Did I mention that Myst IV Revelation is only $20? Well with that being said if you are a fan of the series or of the adventure genre then this are definitely worth your hard earned twenty bucks. But if you just don't want to use your mind any more then you have to then this game is probably not for you. For me I found it quite enjoyable and for twenty bucks it just seems like an extremely good deal.
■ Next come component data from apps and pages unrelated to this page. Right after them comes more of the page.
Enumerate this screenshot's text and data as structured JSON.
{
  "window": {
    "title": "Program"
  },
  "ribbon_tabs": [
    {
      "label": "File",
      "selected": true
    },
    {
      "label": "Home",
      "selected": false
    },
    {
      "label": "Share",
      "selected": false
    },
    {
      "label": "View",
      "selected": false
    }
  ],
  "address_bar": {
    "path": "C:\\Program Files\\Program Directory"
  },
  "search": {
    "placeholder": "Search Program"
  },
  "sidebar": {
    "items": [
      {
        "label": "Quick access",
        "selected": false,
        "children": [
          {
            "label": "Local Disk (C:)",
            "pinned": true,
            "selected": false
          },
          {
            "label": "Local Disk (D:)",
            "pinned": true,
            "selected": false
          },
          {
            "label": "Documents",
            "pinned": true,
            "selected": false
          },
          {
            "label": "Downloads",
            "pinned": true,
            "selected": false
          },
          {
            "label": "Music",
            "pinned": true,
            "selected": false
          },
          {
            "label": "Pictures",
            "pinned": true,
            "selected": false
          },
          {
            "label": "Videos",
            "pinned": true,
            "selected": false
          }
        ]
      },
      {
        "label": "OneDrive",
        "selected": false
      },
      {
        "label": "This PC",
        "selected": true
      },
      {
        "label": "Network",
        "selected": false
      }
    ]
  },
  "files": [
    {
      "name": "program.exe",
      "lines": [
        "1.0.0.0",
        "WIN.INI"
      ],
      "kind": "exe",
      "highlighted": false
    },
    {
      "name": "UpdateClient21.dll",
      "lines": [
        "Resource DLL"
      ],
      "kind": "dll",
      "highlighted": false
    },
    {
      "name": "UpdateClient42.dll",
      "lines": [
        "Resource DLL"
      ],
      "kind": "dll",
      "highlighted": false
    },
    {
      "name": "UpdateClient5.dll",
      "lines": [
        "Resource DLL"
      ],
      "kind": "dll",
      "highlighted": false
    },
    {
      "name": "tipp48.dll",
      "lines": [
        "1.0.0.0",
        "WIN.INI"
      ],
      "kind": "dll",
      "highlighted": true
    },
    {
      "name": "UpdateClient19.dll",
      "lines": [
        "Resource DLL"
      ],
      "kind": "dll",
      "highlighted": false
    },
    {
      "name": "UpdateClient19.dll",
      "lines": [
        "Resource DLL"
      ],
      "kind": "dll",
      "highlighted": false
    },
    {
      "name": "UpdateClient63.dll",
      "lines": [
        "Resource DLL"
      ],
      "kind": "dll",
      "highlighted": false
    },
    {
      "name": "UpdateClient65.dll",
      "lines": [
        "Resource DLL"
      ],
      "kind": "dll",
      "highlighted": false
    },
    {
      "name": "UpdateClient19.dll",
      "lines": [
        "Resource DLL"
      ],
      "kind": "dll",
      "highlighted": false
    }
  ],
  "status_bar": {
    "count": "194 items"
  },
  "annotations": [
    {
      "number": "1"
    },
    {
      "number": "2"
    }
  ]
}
Myst IV packs in a lengthy, memorable journey that's liable to last for days, if not weeks, before it finally reaches a climactic moment that's quite a payoff for all your effort. And it truly does feel like the end of a journey when it happens. Myst has always been an experience as much as a game. Though the series has spawned countless imitators in the adventure genre, it has continued to stand tall among them thanks to its highly cohesive design and relentless attention to artistic quality. Interestingly, Myst IV is the first game in the series that was developed at Ubisoft Montreal, a studio that's best known for making Tom Clancy's Splinter Cell. Nevertheless, the developers at Ubisoft Montreal have produced in Myst IV a sequel that carries on the series' high standards. If you're open to a new kind of experience on your Xbox and don't have the means to play the PC version of the game, this one is worthwhile.
However, despite some improvements, the navigation is simply too clunky and unnatural for Revelation to appeal to anyone but fans of the series. With technology fast improving, it's time the team at Ubisoft took a few more risks with the formula and capitalized on the opportunities that weren't present at the time of Myst's inception—interactive worlds, lifelike physics, advanced artificial intelligence, etc. In the meantime though, Myst IV serves at least as a pleasant reminder that there's more to videogames than "ka-blammo!"
It hurts deep inside my soul to see this pockmark on the face of the Myst franchise. It's not as if the game itself is bad, it's that the technology is so horribly mangled that the delicious puzzle-laden universe is almost unplayable on Xbox.